Early 7th Century Scabbard Mount

  Scabbard mount 1  The Lancaster area in the early 7th century remains a fascinating mystery, with no surviving documents referring to it. After the withdrawal of Rome in the late 4th and early 5th century various British kingdoms grew to fill the power vacuum left as the Romans withdrew.

Lancaster was probably on the fringes of the two or three British kingdoms – Craven and Elmet to the west and the powerful British kingdom of Rheged to the north. Rheged was based around Carlisle and the Eden Valley and Lancaster may have become part of that kingdom in the early 6th century.

Items such as this Anglo-Saxon scabbard mount help to provide us with evidence as to who was in the area at the time. Evidence that is extremely thin on the ground for this area in this time period.


It is likely that Edwin (616-32/3) and his successor, Oswald (634-42) expanded the influence of the Anglo-Saxon Kingdom of Northumbria into the area around Lancaster from the 620s onwards (around 622 Edwin took control of the Isles of Man and Anglesey). However, it is only following the accession of Ecgfrith in 670 that the area that became Lancashire and Cheshire definitely seems to have become part of the Kingdom of Northumbria.

The report for the coroner states that it “belongs to a growing group of pyramidal mounts typically associated with a sword scabbard. Their precise function is uncertain, but they may have helped secure swords in their scabbard by means of a strap running through the transverse bar on the base. Though relatively uncommon as grave finds, they are familiar as stray finds with ever-increasing numbers recorded on the PAS database. Examples decorated with recessed triangles are especially numerous, although often with fewer triangles on each face. They exist in both silver and copper-alloy”. Similar examples are from Cambridgeshire, Wiltshire, Kilham (East Riding of Yorkshire) and Berkshire. Originally finds of similar scabbard mounts were largely based in East Anglia, but the distribution is slowly broadening over time. The Anglo-Saxon mount tends to have the transverse bar, as opposed to Continental examples which are made to be pierced vertically or riveted.
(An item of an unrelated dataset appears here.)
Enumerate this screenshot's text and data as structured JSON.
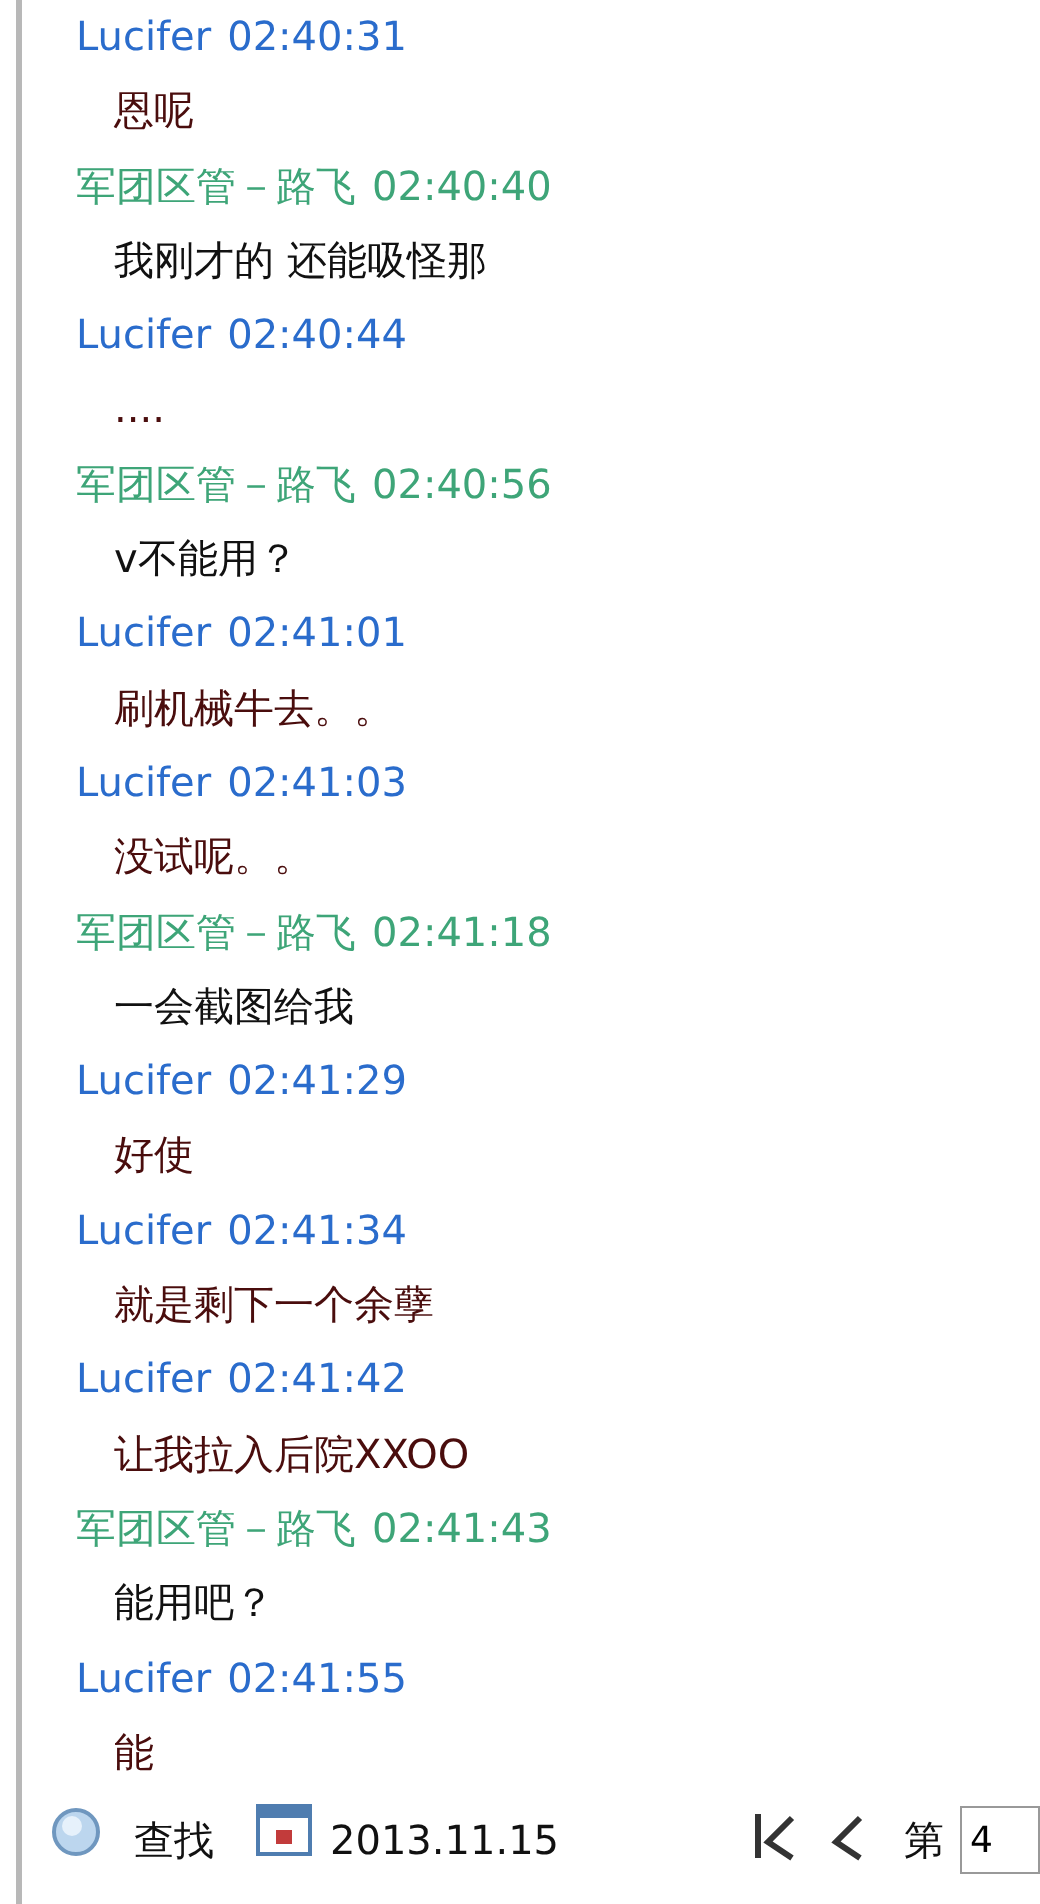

This is therefore an Anglo-Saxon object in an area where the Anglo-Saxons had a minimal presence at best. Over Kellet is near Carnforth, based on the River Keer at the head of Morecambe Bay. It lies on a road that cuts across to the Bay from Kirby Lonsdale, which stands at the head of Lonsdale and on the major route across the Pennines via the Aire Gap. Was this therefore a wealthy traveller? We know that the Anglo-Saxons came over to the west side – Edwin was exiled for a time at Gwynedd in North Wales and Oswald at Dal Riata around Kintyre and Mull. Edwin will have needed a jumping-off point for attacking Man – although this has been assumed to be further north from around Carlisle. This area, on the very southern edge of Rheged, or the western end of Craven/Elmet is unknown, but this object helps to give us a small, but significant insight into understanding who was in the area in the early 600s.